• GIVEN RECORDS:
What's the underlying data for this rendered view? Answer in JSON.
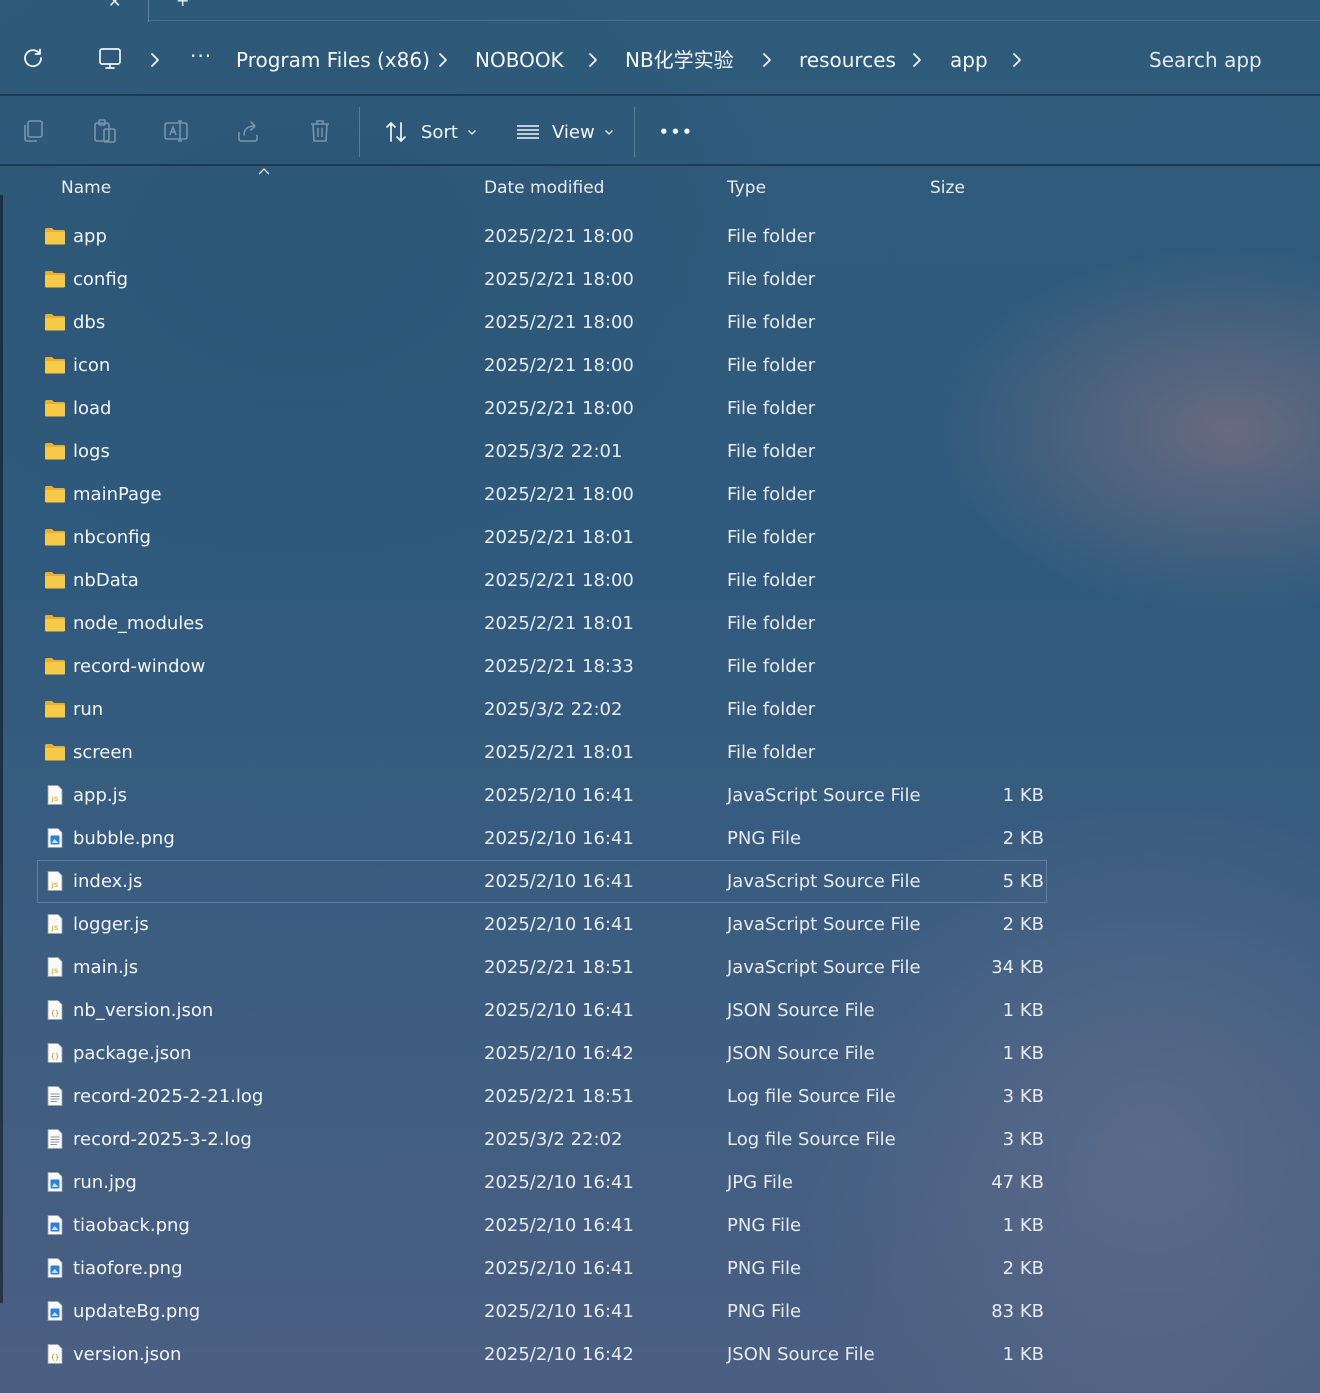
{
  "tabs": {
    "close_glyph": "✕",
    "new_glyph": "+"
  },
  "breadcrumb": {
    "overflow": "···",
    "items": [
      {
        "label": "Program Files (x86)"
      },
      {
        "label": "NOBOOK"
      },
      {
        "label": "NB化学实验"
      },
      {
        "label": "resources"
      },
      {
        "label": "app"
      }
    ]
  },
  "search": {
    "placeholder": "Search app"
  },
  "toolbar": {
    "sort_label": "Sort",
    "view_label": "View",
    "more_glyph": "•••"
  },
  "columns": {
    "name": "Name",
    "date": "Date modified",
    "type": "Type",
    "size": "Size"
  },
  "files": [
    {
      "name": "app",
      "date": "2025/2/21 18:00",
      "type": "File folder",
      "size": "",
      "icon": "folder-icon"
    },
    {
      "name": "config",
      "date": "2025/2/21 18:00",
      "type": "File folder",
      "size": "",
      "icon": "folder-icon"
    },
    {
      "name": "dbs",
      "date": "2025/2/21 18:00",
      "type": "File folder",
      "size": "",
      "icon": "folder-icon"
    },
    {
      "name": "icon",
      "date": "2025/2/21 18:00",
      "type": "File folder",
      "size": "",
      "icon": "folder-icon"
    },
    {
      "name": "load",
      "date": "2025/2/21 18:00",
      "type": "File folder",
      "size": "",
      "icon": "folder-icon"
    },
    {
      "name": "logs",
      "date": "2025/3/2 22:01",
      "type": "File folder",
      "size": "",
      "icon": "folder-icon"
    },
    {
      "name": "mainPage",
      "date": "2025/2/21 18:00",
      "type": "File folder",
      "size": "",
      "icon": "folder-icon"
    },
    {
      "name": "nbconfig",
      "date": "2025/2/21 18:01",
      "type": "File folder",
      "size": "",
      "icon": "folder-icon"
    },
    {
      "name": "nbData",
      "date": "2025/2/21 18:00",
      "type": "File folder",
      "size": "",
      "icon": "folder-icon"
    },
    {
      "name": "node_modules",
      "date": "2025/2/21 18:01",
      "type": "File folder",
      "size": "",
      "icon": "folder-icon"
    },
    {
      "name": "record-window",
      "date": "2025/2/21 18:33",
      "type": "File folder",
      "size": "",
      "icon": "folder-icon"
    },
    {
      "name": "run",
      "date": "2025/3/2 22:02",
      "type": "File folder",
      "size": "",
      "icon": "folder-icon"
    },
    {
      "name": "screen",
      "date": "2025/2/21 18:01",
      "type": "File folder",
      "size": "",
      "icon": "folder-icon"
    },
    {
      "name": "app.js",
      "date": "2025/2/10 16:41",
      "type": "JavaScript Source File",
      "size": "1 KB",
      "icon": "js-file-icon"
    },
    {
      "name": "bubble.png",
      "date": "2025/2/10 16:41",
      "type": "PNG File",
      "size": "2 KB",
      "icon": "image-file-icon"
    },
    {
      "name": "index.js",
      "date": "2025/2/10 16:41",
      "type": "JavaScript Source File",
      "size": "5 KB",
      "icon": "js-file-icon",
      "selected": true
    },
    {
      "name": "logger.js",
      "date": "2025/2/10 16:41",
      "type": "JavaScript Source File",
      "size": "2 KB",
      "icon": "js-file-icon"
    },
    {
      "name": "main.js",
      "date": "2025/2/21 18:51",
      "type": "JavaScript Source File",
      "size": "34 KB",
      "icon": "js-file-icon"
    },
    {
      "name": "nb_version.json",
      "date": "2025/2/10 16:41",
      "type": "JSON Source File",
      "size": "1 KB",
      "icon": "json-file-icon"
    },
    {
      "name": "package.json",
      "date": "2025/2/10 16:42",
      "type": "JSON Source File",
      "size": "1 KB",
      "icon": "json-file-icon"
    },
    {
      "name": "record-2025-2-21.log",
      "date": "2025/2/21 18:51",
      "type": "Log file Source File",
      "size": "3 KB",
      "icon": "log-file-icon"
    },
    {
      "name": "record-2025-3-2.log",
      "date": "2025/3/2 22:02",
      "type": "Log file Source File",
      "size": "3 KB",
      "icon": "log-file-icon"
    },
    {
      "name": "run.jpg",
      "date": "2025/2/10 16:41",
      "type": "JPG File",
      "size": "47 KB",
      "icon": "image-file-icon"
    },
    {
      "name": "tiaoback.png",
      "date": "2025/2/10 16:41",
      "type": "PNG File",
      "size": "1 KB",
      "icon": "image-file-icon"
    },
    {
      "name": "tiaofore.png",
      "date": "2025/2/10 16:41",
      "type": "PNG File",
      "size": "2 KB",
      "icon": "image-file-icon"
    },
    {
      "name": "updateBg.png",
      "date": "2025/2/10 16:41",
      "type": "PNG File",
      "size": "83 KB",
      "icon": "image-file-icon"
    },
    {
      "name": "version.json",
      "date": "2025/2/10 16:42",
      "type": "JSON Source File",
      "size": "1 KB",
      "icon": "json-file-icon"
    }
  ],
  "colors": {
    "folder": "#f7c948",
    "folder_tab": "#e8b030",
    "text": "#f2f5f8",
    "js_badge": "#d9c44a",
    "image_badge": "#2f7fd8"
  }
}
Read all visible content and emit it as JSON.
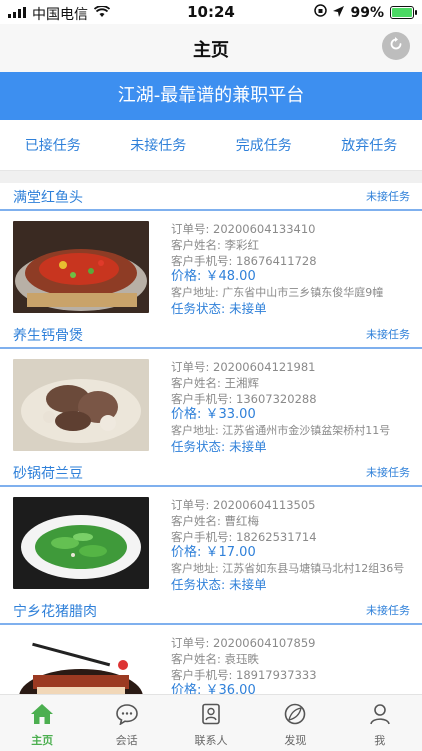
{
  "status_bar": {
    "carrier": "中国电信",
    "time": "10:24",
    "battery": "99%"
  },
  "nav": {
    "title": "主页",
    "refresh_icon": "refresh-icon"
  },
  "banner": {
    "text": "江湖-最靠谱的兼职平台"
  },
  "tabs": [
    {
      "label": "已接任务"
    },
    {
      "label": "未接任务"
    },
    {
      "label": "完成任务"
    },
    {
      "label": "放弃任务"
    }
  ],
  "orders": [
    {
      "title": "满堂红鱼头",
      "tag": "未接任务",
      "order_no": "订单号: 20200604133410",
      "customer": "客户姓名: 李彩红",
      "phone": "客户手机号: 18676411728",
      "price": "价格: ￥48.00",
      "address": "客户地址: 广东省中山市三乡镇东俊华庭9幢",
      "state": "任务状态: 未接单"
    },
    {
      "title": "养生钙骨煲",
      "tag": "未接任务",
      "order_no": "订单号: 20200604121981",
      "customer": "客户姓名: 王湘辉",
      "phone": "客户手机号: 13607320288",
      "price": "价格: ￥33.00",
      "address": "客户地址: 江苏省通州市金沙镇盆架桥村11号",
      "state": "任务状态: 未接单"
    },
    {
      "title": "砂锅荷兰豆",
      "tag": "未接任务",
      "order_no": "订单号: 20200604113505",
      "customer": "客户姓名: 曹红梅",
      "phone": "客户手机号: 18262531714",
      "price": "价格: ￥17.00",
      "address": "客户地址: 江苏省如东县马塘镇马北村12组36号",
      "state": "任务状态: 未接单"
    },
    {
      "title": "宁乡花猪腊肉",
      "tag": "未接任务",
      "order_no": "订单号: 20200604107859",
      "customer": "客户姓名: 袁珏眣",
      "phone": "客户手机号: 18917937333",
      "price": "价格: ￥36.00",
      "address": "",
      "state": ""
    }
  ],
  "tabbar": [
    {
      "label": "主页",
      "icon": "home-icon"
    },
    {
      "label": "会话",
      "icon": "chat-icon"
    },
    {
      "label": "联系人",
      "icon": "contacts-icon"
    },
    {
      "label": "发现",
      "icon": "discover-icon"
    },
    {
      "label": "我",
      "icon": "profile-icon"
    }
  ],
  "colors": {
    "accent": "#3d8ff0",
    "active_tab": "#4caf50"
  }
}
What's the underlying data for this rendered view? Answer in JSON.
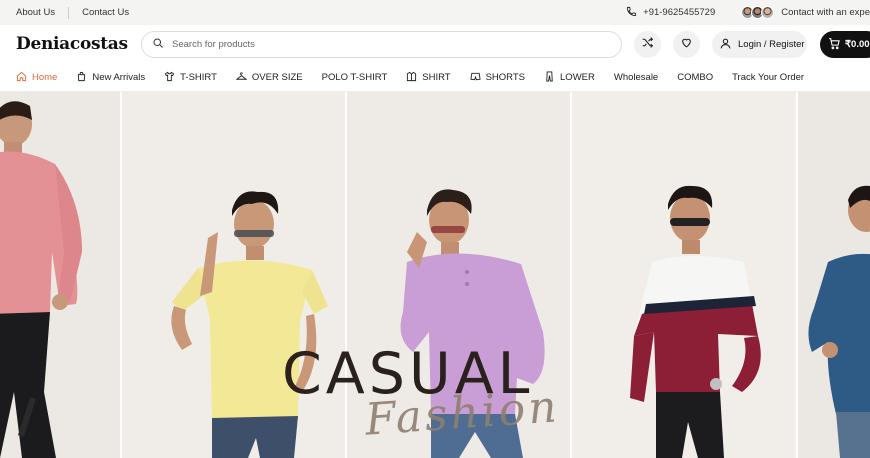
{
  "topbar": {
    "about": "About Us",
    "contact": "Contact Us",
    "phone": "+91-9625455729",
    "experts_text": "Contact with an expe"
  },
  "header": {
    "logo": "Deniacostas",
    "search_placeholder": "Search for products",
    "login_label": "Login / Register",
    "cart_total": "₹0.00"
  },
  "nav": {
    "items": [
      {
        "label": "Home",
        "icon": "home-icon",
        "active": true
      },
      {
        "label": "New Arrivals",
        "icon": "bag-icon"
      },
      {
        "label": "T-SHIRT",
        "icon": "tshirt-icon"
      },
      {
        "label": "OVER SIZE",
        "icon": "hanger-icon"
      },
      {
        "label": "POLO T-SHIRT",
        "icon": ""
      },
      {
        "label": "SHIRT",
        "icon": "shirt-icon"
      },
      {
        "label": "SHORTS",
        "icon": "shorts-icon"
      },
      {
        "label": "LOWER",
        "icon": "trousers-icon"
      },
      {
        "label": "Wholesale",
        "icon": ""
      },
      {
        "label": "COMBO",
        "icon": ""
      },
      {
        "label": "Track Your Order",
        "icon": ""
      }
    ]
  },
  "hero": {
    "title": "CASUAL",
    "subtitle": "Fashion"
  },
  "colors": {
    "accent": "#e0673a",
    "cart_bg": "#111111",
    "hero_text": "#2a211c"
  }
}
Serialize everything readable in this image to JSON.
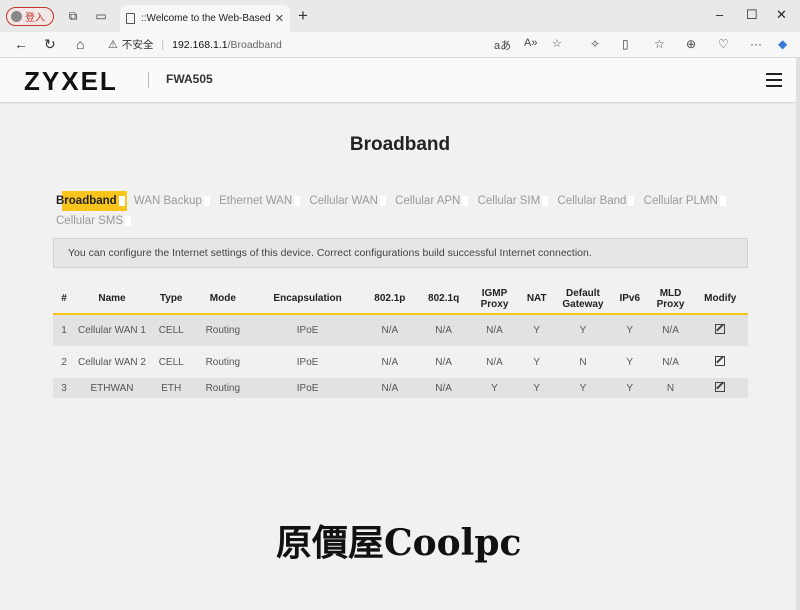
{
  "browser": {
    "profile_label": "登入",
    "tab_title": "::Welcome to the Web-Based Co",
    "tab_close": "✕",
    "new_tab": "+",
    "address": {
      "warning": "不安全",
      "host": "192.168.1.1",
      "path": "/Broadband"
    },
    "window_controls": [
      "–",
      "☐",
      "✕"
    ]
  },
  "header": {
    "logo": "ZYXEL",
    "model": "FWA505"
  },
  "page_title": "Broadband",
  "tabs": [
    {
      "label": "Broadband",
      "active": true
    },
    {
      "label": "WAN Backup",
      "active": false
    },
    {
      "label": "Ethernet WAN",
      "active": false
    },
    {
      "label": "Cellular WAN",
      "active": false
    },
    {
      "label": "Cellular APN",
      "active": false
    },
    {
      "label": "Cellular SIM",
      "active": false
    },
    {
      "label": "Cellular Band",
      "active": false
    },
    {
      "label": "Cellular PLMN",
      "active": false
    },
    {
      "label": "Cellular SMS",
      "active": false
    }
  ],
  "notice": "You can configure the Internet settings of this device. Correct configurations build successful Internet connection.",
  "table": {
    "columns": [
      "#",
      "Name",
      "Type",
      "Mode",
      "Encapsulation",
      "802.1p",
      "802.1q",
      "IGMP Proxy",
      "NAT",
      "Default Gateway",
      "IPv6",
      "MLD Proxy",
      "Modify"
    ],
    "rows": [
      [
        "1",
        "Cellular WAN 1",
        "CELL",
        "Routing",
        "IPoE",
        "N/A",
        "N/A",
        "N/A",
        "Y",
        "Y",
        "Y",
        "N/A"
      ],
      [
        "2",
        "Cellular WAN 2",
        "CELL",
        "Routing",
        "IPoE",
        "N/A",
        "N/A",
        "N/A",
        "Y",
        "N",
        "Y",
        "N/A"
      ],
      [
        "3",
        "ETHWAN",
        "ETH",
        "Routing",
        "IPoE",
        "N/A",
        "N/A",
        "Y",
        "Y",
        "Y",
        "Y",
        "N"
      ]
    ]
  },
  "watermark": "原價屋Coolpc",
  "colors": {
    "accent": "#f5c518",
    "profile_red": "#c0392b"
  }
}
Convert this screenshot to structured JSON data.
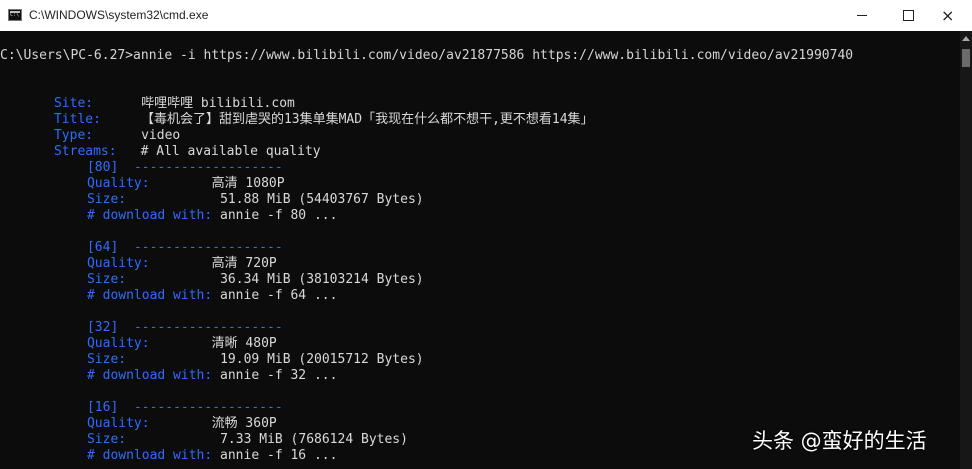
{
  "window": {
    "title": "C:\\WINDOWS\\system32\\cmd.exe"
  },
  "console": {
    "command_line": "C:\\Users\\PC-6.27>annie -i https://www.bilibili.com/video/av21877586 https://www.bilibili.com/video/av21990740",
    "site_label": "Site:",
    "site_value": "哔哩哔哩 bilibili.com",
    "title_label": "Title:",
    "title_value": "【毒机会了】甜到虐哭的13集单集MAD「我现在什么都不想干,更不想看14集」",
    "type_label": "Type:",
    "type_value": "video",
    "streams_label": "Streams:",
    "streams_value": "# All available quality",
    "quality_label": "Quality:",
    "size_label": "Size:",
    "download_label": "# download with:",
    "streams": [
      {
        "id": "[80]",
        "dashes": "-------------------",
        "quality": "高清 1080P",
        "size": "51.88 MiB (54403767 Bytes)",
        "download": "annie -f 80 ..."
      },
      {
        "id": "[64]",
        "dashes": "-------------------",
        "quality": "高清 720P",
        "size": "36.34 MiB (38103214 Bytes)",
        "download": "annie -f 64 ..."
      },
      {
        "id": "[32]",
        "dashes": "-------------------",
        "quality": "清晰 480P",
        "size": "19.09 MiB (20015712 Bytes)",
        "download": "annie -f 32 ..."
      },
      {
        "id": "[16]",
        "dashes": "-------------------",
        "quality": "流畅 360P",
        "size": "7.33 MiB (7686124 Bytes)",
        "download": "annie -f 16 ..."
      }
    ]
  },
  "watermark": {
    "text": "头条 @蛮好的生活"
  },
  "colors": {
    "background": "#0c0c0c",
    "text": "#d5d5d5",
    "label_blue": "#2f6cff",
    "titlebar": "#ffffff"
  },
  "icons": {
    "app": "cmd-icon",
    "minimize": "minimize-icon",
    "maximize": "maximize-icon",
    "close": "close-icon"
  }
}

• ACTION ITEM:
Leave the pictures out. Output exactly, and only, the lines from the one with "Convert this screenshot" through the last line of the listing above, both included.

• TASK RESPONSE:
Convert this screenshot to structured JSON data.
{
  "window": {
    "title": "C:\\WINDOWS\\system32\\cmd.exe"
  },
  "console": {
    "command_line": "C:\\Users\\PC-6.27>annie -i https://www.bilibili.com/video/av21877586 https://www.bilibili.com/video/av21990740",
    "site_label": "Site:",
    "site_value": "哔哩哔哩 bilibili.com",
    "title_label": "Title:",
    "title_value": "【毒机会了】甜到虐哭的13集单集MAD「我现在什么都不想干,更不想看14集」",
    "type_label": "Type:",
    "type_value": "video",
    "streams_label": "Streams:",
    "streams_value": "# All available quality",
    "quality_label": "Quality:",
    "size_label": "Size:",
    "download_label": "# download with:",
    "streams": [
      {
        "id": "[80]",
        "dashes": "-------------------",
        "quality": "高清 1080P",
        "size": "51.88 MiB (54403767 Bytes)",
        "download": "annie -f 80 ..."
      },
      {
        "id": "[64]",
        "dashes": "-------------------",
        "quality": "高清 720P",
        "size": "36.34 MiB (38103214 Bytes)",
        "download": "annie -f 64 ..."
      },
      {
        "id": "[32]",
        "dashes": "-------------------",
        "quality": "清晰 480P",
        "size": "19.09 MiB (20015712 Bytes)",
        "download": "annie -f 32 ..."
      },
      {
        "id": "[16]",
        "dashes": "-------------------",
        "quality": "流畅 360P",
        "size": "7.33 MiB (7686124 Bytes)",
        "download": "annie -f 16 ..."
      }
    ]
  },
  "watermark": {
    "text": "头条 @蛮好的生活"
  },
  "colors": {
    "background": "#0c0c0c",
    "text": "#d5d5d5",
    "label_blue": "#2f6cff",
    "titlebar": "#ffffff"
  },
  "icons": {
    "app": "cmd-icon",
    "minimize": "minimize-icon",
    "maximize": "maximize-icon",
    "close": "close-icon"
  }
}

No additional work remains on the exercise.